[TASK DIRECTIONS] Nothing but the data, repeated exactly, belongs in the answer.

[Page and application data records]
⁂

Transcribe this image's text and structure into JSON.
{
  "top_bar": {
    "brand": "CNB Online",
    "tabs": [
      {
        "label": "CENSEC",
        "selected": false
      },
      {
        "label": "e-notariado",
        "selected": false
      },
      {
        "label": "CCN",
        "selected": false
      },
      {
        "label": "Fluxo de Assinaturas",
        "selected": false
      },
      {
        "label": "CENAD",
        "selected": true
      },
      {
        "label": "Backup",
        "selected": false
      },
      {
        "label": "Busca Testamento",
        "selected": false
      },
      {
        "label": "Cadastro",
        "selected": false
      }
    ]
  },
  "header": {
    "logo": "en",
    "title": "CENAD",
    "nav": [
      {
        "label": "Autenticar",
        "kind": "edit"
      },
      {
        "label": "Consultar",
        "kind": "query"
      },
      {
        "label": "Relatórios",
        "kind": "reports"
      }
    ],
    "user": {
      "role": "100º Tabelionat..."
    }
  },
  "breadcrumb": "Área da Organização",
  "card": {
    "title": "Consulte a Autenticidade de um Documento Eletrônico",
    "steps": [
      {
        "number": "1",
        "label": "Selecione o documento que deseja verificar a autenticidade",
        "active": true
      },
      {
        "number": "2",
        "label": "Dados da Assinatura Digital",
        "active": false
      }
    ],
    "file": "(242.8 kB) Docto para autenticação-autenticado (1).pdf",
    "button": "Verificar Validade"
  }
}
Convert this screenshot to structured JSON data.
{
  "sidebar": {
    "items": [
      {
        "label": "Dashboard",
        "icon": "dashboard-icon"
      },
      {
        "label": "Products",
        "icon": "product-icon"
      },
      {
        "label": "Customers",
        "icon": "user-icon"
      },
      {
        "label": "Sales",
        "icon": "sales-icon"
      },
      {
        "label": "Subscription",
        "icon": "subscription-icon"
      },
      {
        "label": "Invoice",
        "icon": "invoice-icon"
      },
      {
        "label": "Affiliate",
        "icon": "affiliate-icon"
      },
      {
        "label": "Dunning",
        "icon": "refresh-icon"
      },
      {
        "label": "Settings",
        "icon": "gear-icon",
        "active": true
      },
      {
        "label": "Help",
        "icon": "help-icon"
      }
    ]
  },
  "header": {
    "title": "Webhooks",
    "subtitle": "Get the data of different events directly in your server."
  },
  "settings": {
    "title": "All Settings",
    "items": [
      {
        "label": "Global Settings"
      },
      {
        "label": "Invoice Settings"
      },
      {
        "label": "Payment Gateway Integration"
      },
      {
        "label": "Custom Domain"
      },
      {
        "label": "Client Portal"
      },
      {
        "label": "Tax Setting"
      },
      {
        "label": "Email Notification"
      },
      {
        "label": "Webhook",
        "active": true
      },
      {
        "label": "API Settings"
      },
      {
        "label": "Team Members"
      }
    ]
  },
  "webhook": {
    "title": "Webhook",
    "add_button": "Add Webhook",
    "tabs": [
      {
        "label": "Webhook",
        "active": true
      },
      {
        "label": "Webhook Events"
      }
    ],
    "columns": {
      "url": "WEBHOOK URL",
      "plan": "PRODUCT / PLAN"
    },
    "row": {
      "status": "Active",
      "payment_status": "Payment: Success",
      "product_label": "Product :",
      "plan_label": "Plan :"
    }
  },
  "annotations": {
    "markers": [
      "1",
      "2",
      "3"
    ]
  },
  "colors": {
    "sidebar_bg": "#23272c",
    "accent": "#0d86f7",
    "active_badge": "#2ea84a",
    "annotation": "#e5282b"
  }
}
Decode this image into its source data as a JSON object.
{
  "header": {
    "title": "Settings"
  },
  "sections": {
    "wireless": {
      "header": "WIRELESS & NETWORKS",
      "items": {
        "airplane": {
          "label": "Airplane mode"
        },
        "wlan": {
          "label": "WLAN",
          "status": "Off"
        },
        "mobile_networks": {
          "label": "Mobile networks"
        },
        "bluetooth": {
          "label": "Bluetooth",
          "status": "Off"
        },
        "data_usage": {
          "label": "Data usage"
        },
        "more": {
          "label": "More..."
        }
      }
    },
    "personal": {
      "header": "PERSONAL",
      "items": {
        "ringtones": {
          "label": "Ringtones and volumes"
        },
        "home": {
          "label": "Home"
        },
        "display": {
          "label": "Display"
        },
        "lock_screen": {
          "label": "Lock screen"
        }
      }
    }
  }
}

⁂

[ANSWER]
Transcribe this image's text and structure into JSON.
{
  "top_bar": {
    "brand": "CNB Online",
    "tabs": [
      {
        "label": "CENSEC",
        "selected": false
      },
      {
        "label": "e-notariado",
        "selected": false
      },
      {
        "label": "CCN",
        "selected": false
      },
      {
        "label": "Fluxo de Assinaturas",
        "selected": false
      },
      {
        "label": "CENAD",
        "selected": true
      },
      {
        "label": "Backup",
        "selected": false
      },
      {
        "label": "Busca Testamento",
        "selected": false
      },
      {
        "label": "Cadastro",
        "selected": false
      }
    ]
  },
  "header": {
    "logo": "en",
    "title": "CENAD",
    "nav": [
      {
        "label": "Autenticar",
        "kind": "edit"
      },
      {
        "label": "Consultar",
        "kind": "query"
      },
      {
        "label": "Relatórios",
        "kind": "reports"
      }
    ],
    "user": {
      "role": "100º Tabelionat..."
    }
  },
  "breadcrumb": "Área da Organização",
  "card": {
    "title": "Consulte a Autenticidade de um Documento Eletrônico",
    "steps": [
      {
        "number": "1",
        "label": "Selecione o documento que deseja verificar a autenticidade",
        "active": true
      },
      {
        "number": "2",
        "label": "Dados da Assinatura Digital",
        "active": false
      }
    ],
    "file": "(242.8 kB) Docto para autenticação-autenticado (1).pdf",
    "button": "Verificar Validade"
  }
}
Convert this screenshot to structured JSON data.
{
  "sidebar": {
    "items": [
      {
        "label": "Dashboard",
        "icon": "dashboard-icon"
      },
      {
        "label": "Products",
        "icon": "product-icon"
      },
      {
        "label": "Customers",
        "icon": "user-icon"
      },
      {
        "label": "Sales",
        "icon": "sales-icon"
      },
      {
        "label": "Subscription",
        "icon": "subscription-icon"
      },
      {
        "label": "Invoice",
        "icon": "invoice-icon"
      },
      {
        "label": "Affiliate",
        "icon": "affiliate-icon"
      },
      {
        "label": "Dunning",
        "icon": "refresh-icon"
      },
      {
        "label": "Settings",
        "icon": "gear-icon",
        "active": true
      },
      {
        "label": "Help",
        "icon": "help-icon"
      }
    ]
  },
  "header": {
    "title": "Webhooks",
    "subtitle": "Get the data of different events directly in your server."
  },
  "settings": {
    "title": "All Settings",
    "items": [
      {
        "label": "Global Settings"
      },
      {
        "label": "Invoice Settings"
      },
      {
        "label": "Payment Gateway Integration"
      },
      {
        "label": "Custom Domain"
      },
      {
        "label": "Client Portal"
      },
      {
        "label": "Tax Setting"
      },
      {
        "label": "Email Notification"
      },
      {
        "label": "Webhook",
        "active": true
      },
      {
        "label": "API Settings"
      },
      {
        "label": "Team Members"
      }
    ]
  },
  "webhook": {
    "title": "Webhook",
    "add_button": "Add Webhook",
    "tabs": [
      {
        "label": "Webhook",
        "active": true
      },
      {
        "label": "Webhook Events"
      }
    ],
    "columns": {
      "url": "WEBHOOK URL",
      "plan": "PRODUCT / PLAN"
    },
    "row": {
      "status": "Active",
      "payment_status": "Payment: Success",
      "product_label": "Product :",
      "plan_label": "Plan :"
    }
  },
  "annotations": {
    "markers": [
      "1",
      "2",
      "3"
    ]
  },
  "colors": {
    "sidebar_bg": "#23272c",
    "accent": "#0d86f7",
    "active_badge": "#2ea84a",
    "annotation": "#e5282b"
  }
}
Decode this image into its source data as a JSON object.
{
  "header": {
    "title": "Settings"
  },
  "sections": {
    "wireless": {
      "header": "WIRELESS & NETWORKS",
      "items": {
        "airplane": {
          "label": "Airplane mode"
        },
        "wlan": {
          "label": "WLAN",
          "status": "Off"
        },
        "mobile_networks": {
          "label": "Mobile networks"
        },
        "bluetooth": {
          "label": "Bluetooth",
          "status": "Off"
        },
        "data_usage": {
          "label": "Data usage"
        },
        "more": {
          "label": "More..."
        }
      }
    },
    "personal": {
      "header": "PERSONAL",
      "items": {
        "ringtones": {
          "label": "Ringtones and volumes"
        },
        "home": {
          "label": "Home"
        },
        "display": {
          "label": "Display"
        },
        "lock_screen": {
          "label": "Lock screen"
        }
      }
    }
  }
}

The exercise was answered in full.